It may look like a giant mess, but missing out on this would mean depriving yourself of one of the year’s most entertaining films.
Joseph Kahn, who is well-known as the director of Torque, comes back to filmmaking after seven years with Detention. If anything, Detention could be seen as a second chance for Kahn to prove himself as a capable director after the disastrous reception Torque received. Luckily, Detention (which Kahn funded entirely by himself) is a huge success, and should hopefully break Kahn out of director’s jail.
The film opens with a popular girl waking up for school and telling the camera everything about ‘being cool’ within minutes. The scene, which is filled with so many pans, zooms, jump cuts and on-screen text, starts to feel overwhelming even before the girl is murdered by a masked serial killer. Afterward we meet the ‘loser’ Riley (Shanley Caswell) and popular kid Clapton (Josh Hutcherson) who are having problems on their own. Trying to explain what their problems are would be a waste of time as Detention’s storyline is a revolving door. Shane and Riley’s friends Ione (Spencer Locke) and Sander (Aaron David Johnson) get into the mix, and before anyone realizes this teen slasher suddenly branches off into dozens of different directions.

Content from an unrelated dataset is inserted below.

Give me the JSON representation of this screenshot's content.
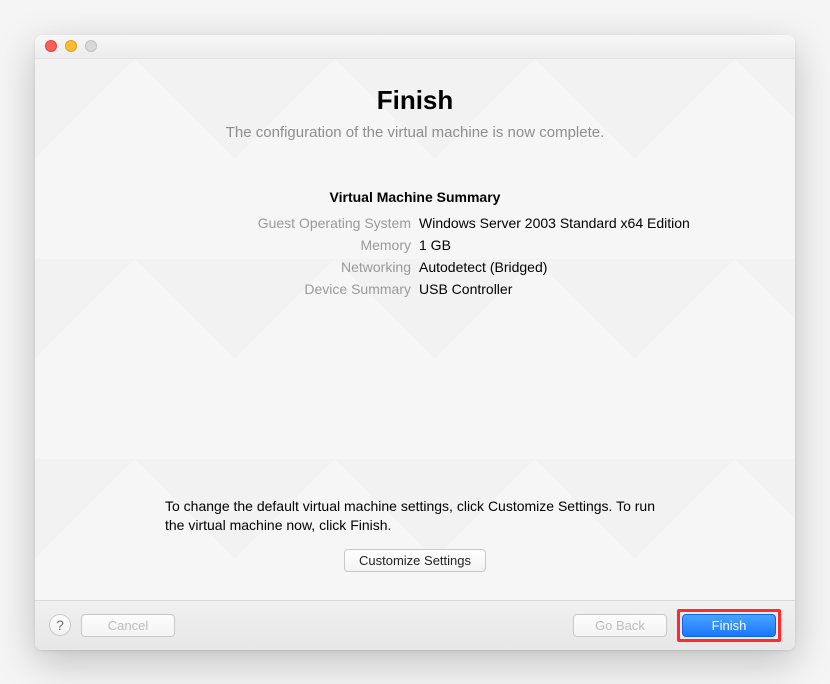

Kahn more or less goes through a checklist of every teen movie staple he can think of, from dance competitions to time travel to Freaky Friday body-swaps to the Breakfast Club style weekend detention that gives the film its title. There’s almost no time to recover from each moment as Kahn immediately moves on to another genre while piling more details on top of the film’s convoluted plot. By the time one character reveals he’s part fly (along with a lengthy flashback explaining his story) everything has gone so far off the rails that the scene gels in perfectly with everything that came before it.
It’s Detention’s pure lunacy that ends up making it such an exciting film. Kahn uses almost every stylistic trick he can think of to match the sensory overload of the main characters’ lives while dripping everything in as many layers of self-awareness as he can. This is the kind of movie where the school’s principal (Dane Cook, not so convincingly playing against type) can look at the production design credit decorated on one of the school’s walls and casually say “This is ugly.” Detention bombards the audience with its hyper stylized A.D.D. visuals and storyline with a giddy, go-for-broke level of insanity behind it that almost every second is captivating to watch. It feels like Joseph Kahn is stuffing every frame and scene to its breaking point.
Despite the candy-coated exterior, Kahn proves himself to be more than a capable director. The casting is dead-on, with its four main leads actually managing to make their characters feel grounded throughout all of the madness. Shanley Caswell and Josh Hutcherson have an early scene together that shows off more chemistry than almost every other recent teen-oriented movie, and a dance sequence set to Hanson’s “Mmmbop” while referencing Dirty Dancing is more fun than it deserves to be. Like Crank, Speed Racer and more recently Scott Pilgrim vs. the World, Detention is a film that thrives in pure excess. It may look like a giant mess, but missing out on this would mean depriving yourself of one of the year’s most entertaining films.